Try it » Copy out the data exactly, leaving the pictures behind.

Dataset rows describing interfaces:
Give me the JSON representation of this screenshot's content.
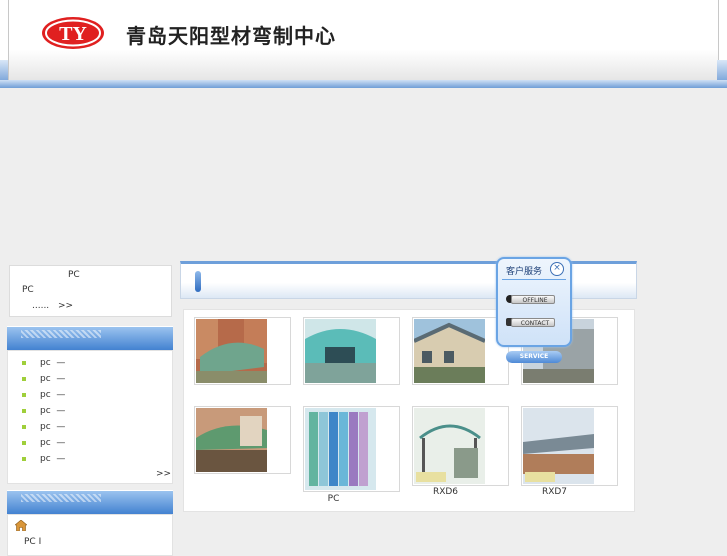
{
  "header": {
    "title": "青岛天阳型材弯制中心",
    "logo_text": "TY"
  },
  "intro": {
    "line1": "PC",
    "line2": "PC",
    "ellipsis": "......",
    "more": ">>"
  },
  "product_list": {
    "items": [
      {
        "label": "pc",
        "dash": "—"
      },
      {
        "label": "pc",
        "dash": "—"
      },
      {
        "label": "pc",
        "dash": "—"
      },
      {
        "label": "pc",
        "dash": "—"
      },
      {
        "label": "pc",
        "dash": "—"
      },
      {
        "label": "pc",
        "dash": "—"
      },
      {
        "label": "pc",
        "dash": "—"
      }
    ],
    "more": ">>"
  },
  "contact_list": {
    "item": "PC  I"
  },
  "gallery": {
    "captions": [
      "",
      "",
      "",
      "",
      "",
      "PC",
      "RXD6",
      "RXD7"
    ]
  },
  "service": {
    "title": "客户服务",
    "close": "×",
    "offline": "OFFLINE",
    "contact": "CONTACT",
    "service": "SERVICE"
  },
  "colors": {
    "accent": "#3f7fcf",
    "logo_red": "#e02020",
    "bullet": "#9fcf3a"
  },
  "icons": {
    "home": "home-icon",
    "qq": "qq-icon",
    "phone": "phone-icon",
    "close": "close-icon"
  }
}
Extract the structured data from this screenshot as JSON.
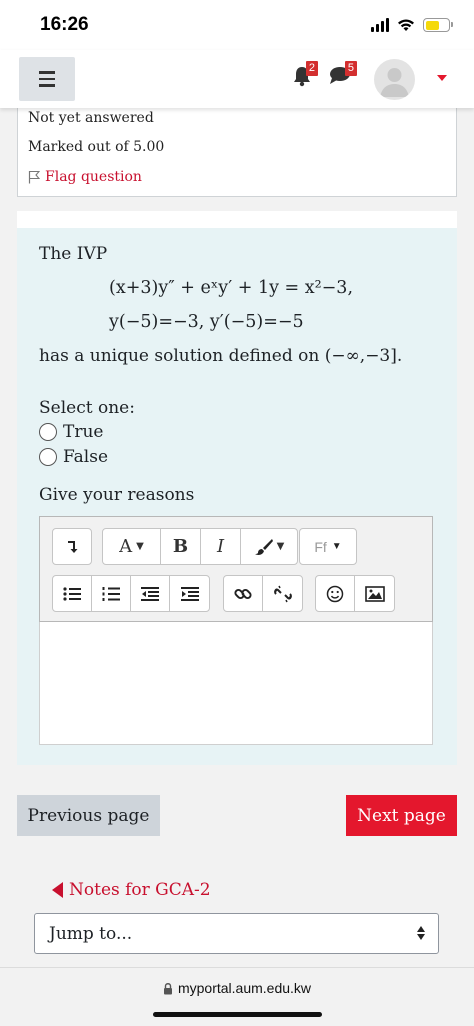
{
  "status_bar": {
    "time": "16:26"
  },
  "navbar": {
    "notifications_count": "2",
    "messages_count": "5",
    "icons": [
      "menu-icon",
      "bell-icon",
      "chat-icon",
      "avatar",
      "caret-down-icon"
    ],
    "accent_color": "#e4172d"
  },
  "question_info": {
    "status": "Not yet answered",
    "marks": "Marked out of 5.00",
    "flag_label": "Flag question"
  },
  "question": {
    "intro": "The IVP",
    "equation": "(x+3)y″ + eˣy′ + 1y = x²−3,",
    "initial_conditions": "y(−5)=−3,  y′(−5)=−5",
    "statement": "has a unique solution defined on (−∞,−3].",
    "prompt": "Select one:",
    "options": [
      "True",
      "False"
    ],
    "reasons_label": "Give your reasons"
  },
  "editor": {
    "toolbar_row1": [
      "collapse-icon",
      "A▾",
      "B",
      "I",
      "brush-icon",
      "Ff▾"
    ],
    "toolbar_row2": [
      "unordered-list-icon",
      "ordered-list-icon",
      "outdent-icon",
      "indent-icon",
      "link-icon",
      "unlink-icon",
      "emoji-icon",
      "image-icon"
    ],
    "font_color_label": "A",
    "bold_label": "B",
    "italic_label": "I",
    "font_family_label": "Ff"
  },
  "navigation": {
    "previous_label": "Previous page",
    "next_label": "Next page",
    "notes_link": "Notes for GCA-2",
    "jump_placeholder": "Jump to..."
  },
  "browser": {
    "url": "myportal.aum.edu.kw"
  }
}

Written answer »
Give me the JSON representation of this screenshot's content.
{
  "header": {
    "title": "青岛天阳型材弯制中心",
    "logo_text": "TY"
  },
  "intro": {
    "line1": "PC",
    "line2": "PC",
    "ellipsis": "......",
    "more": ">>"
  },
  "product_list": {
    "items": [
      {
        "label": "pc",
        "dash": "—"
      },
      {
        "label": "pc",
        "dash": "—"
      },
      {
        "label": "pc",
        "dash": "—"
      },
      {
        "label": "pc",
        "dash": "—"
      },
      {
        "label": "pc",
        "dash": "—"
      },
      {
        "label": "pc",
        "dash": "—"
      },
      {
        "label": "pc",
        "dash": "—"
      }
    ],
    "more": ">>"
  },
  "contact_list": {
    "item": "PC  I"
  },
  "gallery": {
    "captions": [
      "",
      "",
      "",
      "",
      "",
      "PC",
      "RXD6",
      "RXD7"
    ]
  },
  "service": {
    "title": "客户服务",
    "close": "×",
    "offline": "OFFLINE",
    "contact": "CONTACT",
    "service": "SERVICE"
  },
  "colors": {
    "accent": "#3f7fcf",
    "logo_red": "#e02020",
    "bullet": "#9fcf3a"
  },
  "icons": {
    "home": "home-icon",
    "qq": "qq-icon",
    "phone": "phone-icon",
    "close": "close-icon"
  }
}
Extract the structured data from this screenshot as JSON.
{
  "status_bar": {
    "time": "16:26"
  },
  "navbar": {
    "notifications_count": "2",
    "messages_count": "5",
    "icons": [
      "menu-icon",
      "bell-icon",
      "chat-icon",
      "avatar",
      "caret-down-icon"
    ],
    "accent_color": "#e4172d"
  },
  "question_info": {
    "status": "Not yet answered",
    "marks": "Marked out of 5.00",
    "flag_label": "Flag question"
  },
  "question": {
    "intro": "The IVP",
    "equation": "(x+3)y″ + eˣy′ + 1y = x²−3,",
    "initial_conditions": "y(−5)=−3,  y′(−5)=−5",
    "statement": "has a unique solution defined on (−∞,−3].",
    "prompt": "Select one:",
    "options": [
      "True",
      "False"
    ],
    "reasons_label": "Give your reasons"
  },
  "editor": {
    "toolbar_row1": [
      "collapse-icon",
      "A▾",
      "B",
      "I",
      "brush-icon",
      "Ff▾"
    ],
    "toolbar_row2": [
      "unordered-list-icon",
      "ordered-list-icon",
      "outdent-icon",
      "indent-icon",
      "link-icon",
      "unlink-icon",
      "emoji-icon",
      "image-icon"
    ],
    "font_color_label": "A",
    "bold_label": "B",
    "italic_label": "I",
    "font_family_label": "Ff"
  },
  "navigation": {
    "previous_label": "Previous page",
    "next_label": "Next page",
    "notes_link": "Notes for GCA-2",
    "jump_placeholder": "Jump to..."
  },
  "browser": {
    "url": "myportal.aum.edu.kw"
  }
}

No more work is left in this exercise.